NEW YORK — The crashing of a hijacked jetliner was the kind of "foreseeable risk" that the airline industry should have guarded against, a judge ruled today as he permitted lawsuits related to the Sept. 11 attacks to proceed.
U.S. District Judge Alvin Hellerstein said negligent security screening could have contributed to the deaths of 3,000 people in the 2001 attacks on the World Trade Center and the Pentagon and the crash of a hijacked plane in Pennsylvania.
American and United Airlines, the Boeing Co. and the Port Authority of New York and New Jersey had attempted to get the suits dismissed, arguing they had no duty to anticipate and guard against deliberate, suicidal aircraft crashes. The defendants also argued any alleged negligence on their part was not the cause of the deaths and injuries.
In his 49-page ruling, Hellerstein said that while it may be true that terrorists had never deliberately flown airplanes into buildings, "airlines reasonably could foresee that crashes causing death and destruction on the ground was a hazard that would arise should hijackers take control of a plane."
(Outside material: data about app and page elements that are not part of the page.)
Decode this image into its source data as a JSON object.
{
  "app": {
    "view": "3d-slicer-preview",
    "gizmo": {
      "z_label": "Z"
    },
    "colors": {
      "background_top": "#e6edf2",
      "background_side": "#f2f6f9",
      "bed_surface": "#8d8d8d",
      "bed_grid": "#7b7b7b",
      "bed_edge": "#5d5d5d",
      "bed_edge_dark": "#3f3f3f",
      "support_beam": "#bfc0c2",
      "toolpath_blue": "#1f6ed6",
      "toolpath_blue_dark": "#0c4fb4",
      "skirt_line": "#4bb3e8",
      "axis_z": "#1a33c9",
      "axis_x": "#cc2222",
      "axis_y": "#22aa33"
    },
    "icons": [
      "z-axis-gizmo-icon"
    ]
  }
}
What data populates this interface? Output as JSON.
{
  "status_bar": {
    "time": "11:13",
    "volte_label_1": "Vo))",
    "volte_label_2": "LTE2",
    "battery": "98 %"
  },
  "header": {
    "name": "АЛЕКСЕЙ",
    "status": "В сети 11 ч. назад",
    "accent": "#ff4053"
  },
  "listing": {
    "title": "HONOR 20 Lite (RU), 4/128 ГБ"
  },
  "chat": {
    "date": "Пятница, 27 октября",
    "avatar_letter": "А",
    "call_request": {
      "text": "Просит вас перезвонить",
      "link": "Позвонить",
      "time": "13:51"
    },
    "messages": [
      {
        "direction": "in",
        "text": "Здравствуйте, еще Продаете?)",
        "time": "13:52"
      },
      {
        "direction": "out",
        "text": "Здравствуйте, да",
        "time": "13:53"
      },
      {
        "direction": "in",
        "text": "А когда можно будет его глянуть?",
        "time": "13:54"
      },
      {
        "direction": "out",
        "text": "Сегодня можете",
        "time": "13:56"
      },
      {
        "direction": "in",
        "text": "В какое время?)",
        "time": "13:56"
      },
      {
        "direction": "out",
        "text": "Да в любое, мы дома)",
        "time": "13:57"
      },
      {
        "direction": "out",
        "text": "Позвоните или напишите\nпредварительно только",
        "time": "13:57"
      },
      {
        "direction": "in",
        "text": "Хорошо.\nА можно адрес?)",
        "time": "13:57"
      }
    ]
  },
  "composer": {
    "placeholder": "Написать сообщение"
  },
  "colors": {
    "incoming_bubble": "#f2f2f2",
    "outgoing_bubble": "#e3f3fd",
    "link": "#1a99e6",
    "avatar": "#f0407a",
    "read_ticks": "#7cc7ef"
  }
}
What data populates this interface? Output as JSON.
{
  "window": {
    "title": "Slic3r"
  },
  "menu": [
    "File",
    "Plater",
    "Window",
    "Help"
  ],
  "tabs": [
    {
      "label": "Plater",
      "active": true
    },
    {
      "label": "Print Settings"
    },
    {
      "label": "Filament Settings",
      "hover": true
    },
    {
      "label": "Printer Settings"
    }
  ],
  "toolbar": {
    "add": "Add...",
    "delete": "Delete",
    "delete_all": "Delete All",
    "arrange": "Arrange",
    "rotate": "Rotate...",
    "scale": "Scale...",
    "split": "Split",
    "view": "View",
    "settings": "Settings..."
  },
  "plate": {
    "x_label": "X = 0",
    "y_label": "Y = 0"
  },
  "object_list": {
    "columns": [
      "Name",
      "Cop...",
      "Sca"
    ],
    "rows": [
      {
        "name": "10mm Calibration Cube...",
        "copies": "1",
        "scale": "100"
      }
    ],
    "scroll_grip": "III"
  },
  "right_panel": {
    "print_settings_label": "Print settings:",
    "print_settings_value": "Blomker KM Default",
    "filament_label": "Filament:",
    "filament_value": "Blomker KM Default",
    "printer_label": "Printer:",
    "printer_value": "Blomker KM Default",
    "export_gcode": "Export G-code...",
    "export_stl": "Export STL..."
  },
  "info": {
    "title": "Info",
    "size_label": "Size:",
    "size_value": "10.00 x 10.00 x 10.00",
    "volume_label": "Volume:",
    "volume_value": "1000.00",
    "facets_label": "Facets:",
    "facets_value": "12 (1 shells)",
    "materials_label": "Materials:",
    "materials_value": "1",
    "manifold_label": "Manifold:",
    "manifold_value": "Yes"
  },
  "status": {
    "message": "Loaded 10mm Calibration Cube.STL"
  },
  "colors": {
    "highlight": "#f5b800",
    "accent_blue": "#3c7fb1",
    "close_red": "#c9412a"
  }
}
"The intrusion by terrorists into the cockpit, coupled with the volatility of a hijacking situation, creates a foreseeable risk that hijacked airplanes might crash, jeopardizing innocent lives on the ground as well as in the airplane," he added.
"In order to be considered foreseeable, the precise manner in which the harm was inflicted need not be perfectly predicted," Hellerstein wrote.
The judge said the evidence he had seen does not support Boeing's argument that the invasion and takeover of the cockpit by the terrorists frees it from liability. The plaintiffs argued Boeing should have designed its cockpit door to prevent hijackers from invading.
He also said the Port Authority, which owns the World Trade Center property, "has not shown that it will prove its defense of governmental immunity as to negligence allegations made by WTC occupants."
Messages for comment left with lawyers on both sides of the litigation were not immediately returned.
The decision was based on the cases of about 70 of the injured and dead.
As a result of the ruling, court officials were preparing for a possible legal onslaught at the Manhattan courthouse as early as this week as some people choose lawsuits over applying to the federal victims compensation fund. To receive a payout from the fund, families must agree not to sue airlines or other entities.
Dec. 22 is the last day families may apply to the federal victims compensation fund, created by Congress to provide financial aid to the families of those killed or injured in the attacks, and to protect the commercial aviation industry from crippling litigation.
As of late August, 2,275 claims had been filed. But roughly 1,700 families had yet to decide whether to enroll with the fund or join lawsuits against the airlines, security companies and government agencies.
The average payout so far has been about $1.5 million, with the highest award $6.8 million. The minimum payout is $250,000.
The fund has made offers averaging $1.41 million to 398 families thus far. About 1,600 families have filed papers stating an interest in applying for the fund.